> _Action item_: Lines with the word "true" are the ones wanted. Copy each of them from the entries below.

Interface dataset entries
+ + +

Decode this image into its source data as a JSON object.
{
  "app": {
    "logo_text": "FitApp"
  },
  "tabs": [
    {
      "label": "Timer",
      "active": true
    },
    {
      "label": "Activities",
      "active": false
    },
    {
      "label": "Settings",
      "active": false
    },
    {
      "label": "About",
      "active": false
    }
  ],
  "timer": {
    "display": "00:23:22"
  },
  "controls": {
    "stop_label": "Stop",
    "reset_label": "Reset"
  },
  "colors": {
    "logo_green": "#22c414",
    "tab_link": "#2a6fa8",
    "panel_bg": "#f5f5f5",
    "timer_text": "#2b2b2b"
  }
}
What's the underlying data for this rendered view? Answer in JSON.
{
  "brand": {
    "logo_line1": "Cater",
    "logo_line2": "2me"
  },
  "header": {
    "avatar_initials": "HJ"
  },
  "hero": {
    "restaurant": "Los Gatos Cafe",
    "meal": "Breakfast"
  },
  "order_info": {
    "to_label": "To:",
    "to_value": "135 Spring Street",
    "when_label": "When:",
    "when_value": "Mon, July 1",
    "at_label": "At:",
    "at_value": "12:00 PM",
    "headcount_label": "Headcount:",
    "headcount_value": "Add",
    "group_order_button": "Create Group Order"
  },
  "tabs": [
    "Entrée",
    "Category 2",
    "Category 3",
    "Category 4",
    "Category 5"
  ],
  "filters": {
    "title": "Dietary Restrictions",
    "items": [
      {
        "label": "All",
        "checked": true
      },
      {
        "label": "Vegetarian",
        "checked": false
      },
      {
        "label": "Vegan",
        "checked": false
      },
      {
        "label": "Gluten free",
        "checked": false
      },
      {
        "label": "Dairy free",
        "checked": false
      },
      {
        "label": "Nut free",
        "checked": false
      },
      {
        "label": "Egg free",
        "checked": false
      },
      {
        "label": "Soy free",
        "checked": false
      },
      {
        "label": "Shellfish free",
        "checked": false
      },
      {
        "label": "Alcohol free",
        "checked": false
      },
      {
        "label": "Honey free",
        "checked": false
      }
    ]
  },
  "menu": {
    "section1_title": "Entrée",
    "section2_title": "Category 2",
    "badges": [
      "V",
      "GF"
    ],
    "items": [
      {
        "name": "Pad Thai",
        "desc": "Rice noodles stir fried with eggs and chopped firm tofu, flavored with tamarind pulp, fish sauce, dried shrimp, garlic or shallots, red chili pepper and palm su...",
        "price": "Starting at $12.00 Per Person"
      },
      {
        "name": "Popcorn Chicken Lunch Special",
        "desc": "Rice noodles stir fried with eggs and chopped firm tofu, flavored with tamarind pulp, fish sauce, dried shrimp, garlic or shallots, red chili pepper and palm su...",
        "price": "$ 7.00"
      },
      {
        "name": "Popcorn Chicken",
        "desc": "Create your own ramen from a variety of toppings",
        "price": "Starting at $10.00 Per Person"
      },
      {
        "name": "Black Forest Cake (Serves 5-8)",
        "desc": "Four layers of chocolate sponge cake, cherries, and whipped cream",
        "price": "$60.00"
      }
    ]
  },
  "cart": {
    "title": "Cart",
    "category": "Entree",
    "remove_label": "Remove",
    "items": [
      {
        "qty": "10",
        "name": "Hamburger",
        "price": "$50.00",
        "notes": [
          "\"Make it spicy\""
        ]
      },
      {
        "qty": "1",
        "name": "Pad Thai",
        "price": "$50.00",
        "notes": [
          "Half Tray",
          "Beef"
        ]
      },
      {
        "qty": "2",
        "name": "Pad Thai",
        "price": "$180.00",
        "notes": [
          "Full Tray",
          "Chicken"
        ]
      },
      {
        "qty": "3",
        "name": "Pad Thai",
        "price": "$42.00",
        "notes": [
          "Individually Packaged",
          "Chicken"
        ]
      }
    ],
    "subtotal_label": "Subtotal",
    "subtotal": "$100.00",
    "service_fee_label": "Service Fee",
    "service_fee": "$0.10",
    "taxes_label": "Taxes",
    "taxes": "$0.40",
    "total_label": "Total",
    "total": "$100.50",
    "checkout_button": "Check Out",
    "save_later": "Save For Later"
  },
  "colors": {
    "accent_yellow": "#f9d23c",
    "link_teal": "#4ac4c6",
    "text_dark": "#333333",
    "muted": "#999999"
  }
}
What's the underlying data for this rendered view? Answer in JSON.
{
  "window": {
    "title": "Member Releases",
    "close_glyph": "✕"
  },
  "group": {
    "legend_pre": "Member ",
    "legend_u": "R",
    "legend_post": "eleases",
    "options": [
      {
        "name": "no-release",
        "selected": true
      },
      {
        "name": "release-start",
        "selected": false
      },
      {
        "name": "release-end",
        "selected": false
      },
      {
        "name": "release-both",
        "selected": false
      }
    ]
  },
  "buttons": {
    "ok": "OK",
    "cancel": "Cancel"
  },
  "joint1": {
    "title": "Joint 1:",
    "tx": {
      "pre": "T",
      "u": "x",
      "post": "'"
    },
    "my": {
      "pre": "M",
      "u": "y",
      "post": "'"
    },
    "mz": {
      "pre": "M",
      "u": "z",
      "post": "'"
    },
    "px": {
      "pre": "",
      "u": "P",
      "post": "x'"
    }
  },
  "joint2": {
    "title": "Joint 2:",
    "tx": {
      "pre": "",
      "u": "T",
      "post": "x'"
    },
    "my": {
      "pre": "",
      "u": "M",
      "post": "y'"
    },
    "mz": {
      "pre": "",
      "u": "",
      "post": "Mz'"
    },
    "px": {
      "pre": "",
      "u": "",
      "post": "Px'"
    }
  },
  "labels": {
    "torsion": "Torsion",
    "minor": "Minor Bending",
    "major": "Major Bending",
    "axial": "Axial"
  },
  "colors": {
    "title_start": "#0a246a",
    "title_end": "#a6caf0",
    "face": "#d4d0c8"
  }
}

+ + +

> _Expected output_:
      "active": true
        "checked": true
        "selected": true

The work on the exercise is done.